The moot question is whether the April 2012 Circular still holds relevance? If the answer is yes, then how do companies ensure compliance of the same? In the absence of any review that was to happen at a ‘later stage’, this becomes a critical question as the companies may default in compliance with the requirement to submit accounts in due time i.e. submit audited accounts within 60 days at the end of the quarter.
Clearly, the review of the April 2012 Circular missed the attention of the regulator, as there was no sunset clause in the LA. The present LA still refers to the April 2012 Circular, which may be argued to not be in effect due to its intent of limited introduction as a “one-time measure”. In essence therefore, the April 2012 Circular is no more relevant and effective and hence there is no question of submission on un-audited accounts for the FY 2013 onwards unless the regulator brings in any further amendments to the same.
Why then is it at all important to discuss the issue? Assuming a case where a company opts to change its accounting year, say for a period of nine months ending on 31st March after elapse of such date i.e. 31st March. In such a case assuming the April 2012 Circular was still effective, one would have submitted un-audited accounts for the quarter ended 31st March within 45 days i.e. by 15th May and thereafter post deciding such change in the accounting year would have published its audited results as soon as approved by the board. But, due to the inadvertence of the regulator, companies may fail to analyse that the April 2012 Circular is no more applicable and hence, in this situation what the company could possibly do is to change its accounting year and thereafter it may possibly file the audited accounts itself for the period ending 31st March.

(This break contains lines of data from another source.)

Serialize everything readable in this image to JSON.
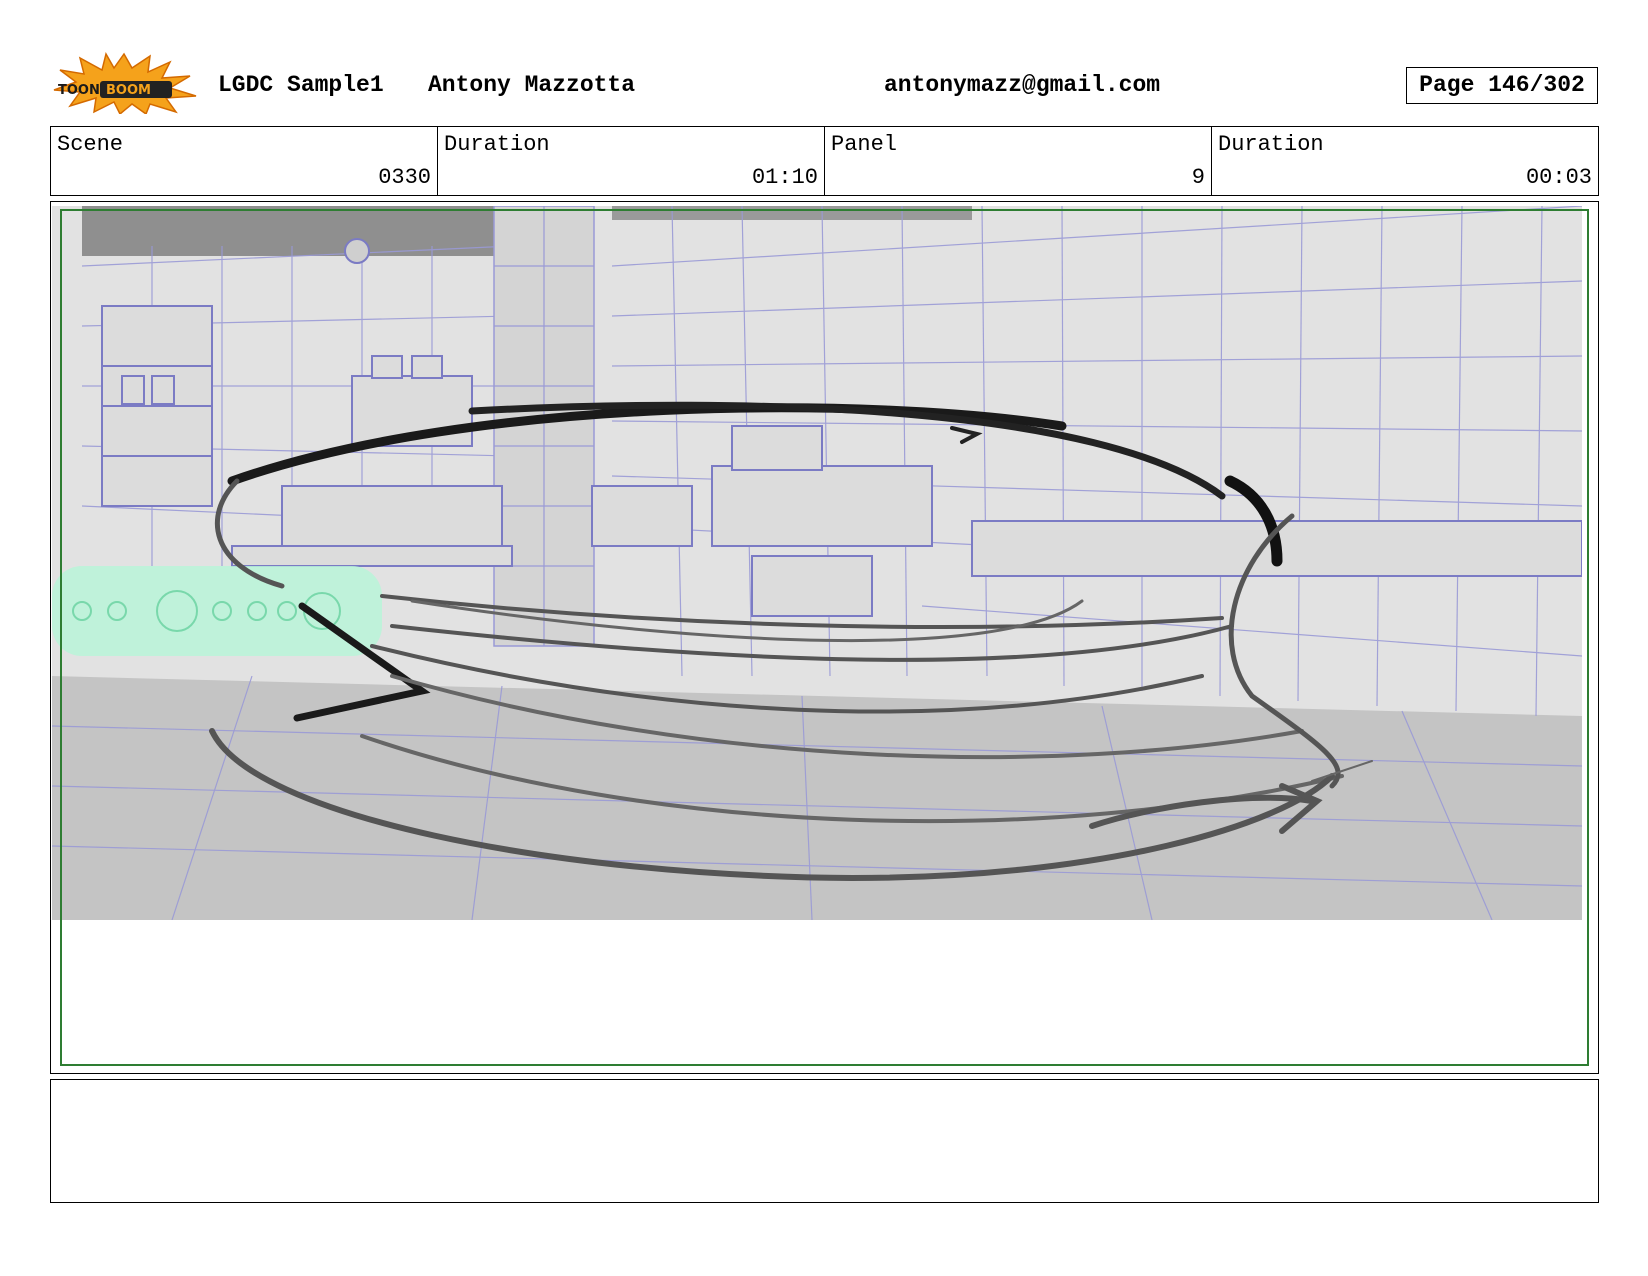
{
  "header": {
    "logo_text": "TOON BOOM",
    "project": "LGDC Sample1",
    "author": "Antony Mazzotta",
    "email": "antonymazz@gmail.com",
    "page": "Page 146/302"
  },
  "info": {
    "scene_label": "Scene",
    "scene_value": "0330",
    "scene_duration_label": "Duration",
    "scene_duration_value": "01:10",
    "panel_label": "Panel",
    "panel_value": "9",
    "panel_duration_label": "Duration",
    "panel_duration_value": "00:03"
  },
  "notes": {
    "text": ""
  },
  "colors": {
    "safe_frame": "#2e7d32",
    "layout_lines": "#9a9ad6",
    "background_gray": "#cfcfcf",
    "highlight_green": "#b9f5d8"
  }
}
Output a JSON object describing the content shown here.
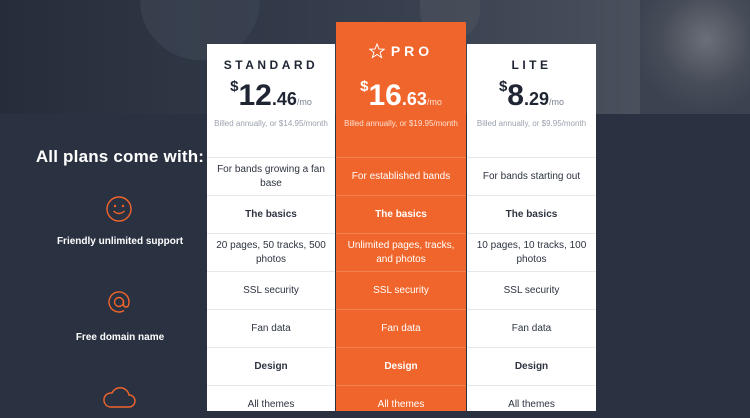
{
  "sidebar": {
    "title": "All plans come with:",
    "features": [
      {
        "label": "Friendly unlimited support",
        "icon": "smiley-icon"
      },
      {
        "label": "Free domain name",
        "icon": "at-sign-icon"
      },
      {
        "label": "",
        "icon": "cloud-icon"
      }
    ]
  },
  "plans": [
    {
      "name": "STANDARD",
      "price_currency": "$",
      "price_int": "12",
      "price_dec": ".46",
      "price_period": "/mo",
      "billed": "Billed annually, or $14.95/month",
      "rows": [
        "For bands growing a fan base",
        "The basics",
        "20 pages, 50 tracks, 500 photos",
        "SSL security",
        "Fan data",
        "Design",
        "All themes"
      ]
    },
    {
      "name": "PRO",
      "price_currency": "$",
      "price_int": "16",
      "price_dec": ".63",
      "price_period": "/mo",
      "billed": "Billed annually, or $19.95/month",
      "rows": [
        "For established bands",
        "The basics",
        "Unlimited pages, tracks, and photos",
        "SSL security",
        "Fan data",
        "Design",
        "All themes"
      ]
    },
    {
      "name": "LITE",
      "price_currency": "$",
      "price_int": "8",
      "price_dec": ".29",
      "price_period": "/mo",
      "billed": "Billed annually, or $9.95/month",
      "rows": [
        "For bands starting out",
        "The basics",
        "10 pages, 10 tracks, 100 photos",
        "SSL security",
        "Fan data",
        "Design",
        "All themes"
      ]
    }
  ],
  "colors": {
    "accent": "#f0652b",
    "dark": "#2a3140",
    "text": "#1f2533"
  }
}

Interestingly, the regulator has sought to send reminders to companies for compliance of the Clause 41 (d) pursuant to October 2011 Circular but, on the other hand, has completely missed on the review of the amendment brought in vide April 2012 Circular. Well at least with this reminder mail either one can be sure of the legal position that the audited accounts have to be submitted within 60 days only. This is now a buzzing issue for several corporates but hopefully this phase of confusion will fade soon, irrespective of regulator’s correction of the slip.
Brokerage firm Nomura believes that the recent spike in demand for gold in India as a temporary anomaly given the positive correlation between the gold price and demand since 2009
The correlation between the gold price and gold demand (import volume) in India has shifted from being negative pre-2008 to positive since 2009. This means that in recent years a rising gold price was accompanied by rising demand, and vice-versa. These observations were made by brokerage firm Nomura in its report on gold prices and demand in India.
The change in correlation reflects a change in perception, away from demand being
mainly for consumption and traditional purposes (weddings and religious ceremonies) towards a growing affinity for gold as an investment asset class—where rising prices fuelled even larger investment demand (post 2009), according to Nomura.
The recent fall in gold price led to a sharp demand spike, seemingly reversing the correlation, but the brokerage believes this is only a temporary blip as consumers bring forward demand viewing this as a buy-on-dip opportunity. However, if the gold price continues to fall, we would expect the recent surge in demand to falter as investment demand declines, adds the brokerage.